* Dataset records:
+++++
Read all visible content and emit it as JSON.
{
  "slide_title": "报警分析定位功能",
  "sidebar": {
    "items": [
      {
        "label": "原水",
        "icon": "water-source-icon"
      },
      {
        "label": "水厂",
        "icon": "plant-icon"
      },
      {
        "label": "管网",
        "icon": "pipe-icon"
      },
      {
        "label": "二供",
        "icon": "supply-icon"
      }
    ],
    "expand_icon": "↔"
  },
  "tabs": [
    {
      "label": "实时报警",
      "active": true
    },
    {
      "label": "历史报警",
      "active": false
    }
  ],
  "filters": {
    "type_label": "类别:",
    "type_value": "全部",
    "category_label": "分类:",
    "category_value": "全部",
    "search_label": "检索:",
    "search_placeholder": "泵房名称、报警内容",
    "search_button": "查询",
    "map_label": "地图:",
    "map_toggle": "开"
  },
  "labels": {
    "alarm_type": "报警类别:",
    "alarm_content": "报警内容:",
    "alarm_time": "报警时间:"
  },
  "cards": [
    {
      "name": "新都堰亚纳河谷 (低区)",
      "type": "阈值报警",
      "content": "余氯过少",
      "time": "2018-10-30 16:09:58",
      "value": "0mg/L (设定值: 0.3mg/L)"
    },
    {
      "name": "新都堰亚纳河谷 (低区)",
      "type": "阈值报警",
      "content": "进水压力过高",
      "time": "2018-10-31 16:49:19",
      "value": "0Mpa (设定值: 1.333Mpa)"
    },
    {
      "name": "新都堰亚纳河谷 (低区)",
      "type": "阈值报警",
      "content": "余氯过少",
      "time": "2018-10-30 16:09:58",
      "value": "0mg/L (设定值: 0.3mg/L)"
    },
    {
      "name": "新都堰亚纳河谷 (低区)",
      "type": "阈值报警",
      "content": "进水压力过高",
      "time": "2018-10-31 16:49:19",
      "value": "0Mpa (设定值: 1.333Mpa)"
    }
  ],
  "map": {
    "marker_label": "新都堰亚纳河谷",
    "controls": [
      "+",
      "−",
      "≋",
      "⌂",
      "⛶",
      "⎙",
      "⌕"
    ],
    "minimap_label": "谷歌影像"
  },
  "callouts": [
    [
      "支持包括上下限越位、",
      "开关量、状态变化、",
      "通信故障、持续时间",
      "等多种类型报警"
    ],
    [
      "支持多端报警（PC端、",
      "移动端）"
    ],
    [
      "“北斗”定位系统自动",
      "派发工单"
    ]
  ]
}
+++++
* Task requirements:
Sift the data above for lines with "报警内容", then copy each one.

* Problem solution:
    "search_placeholder": "泵房名称、报警内容",
    "alarm_content": "报警内容:",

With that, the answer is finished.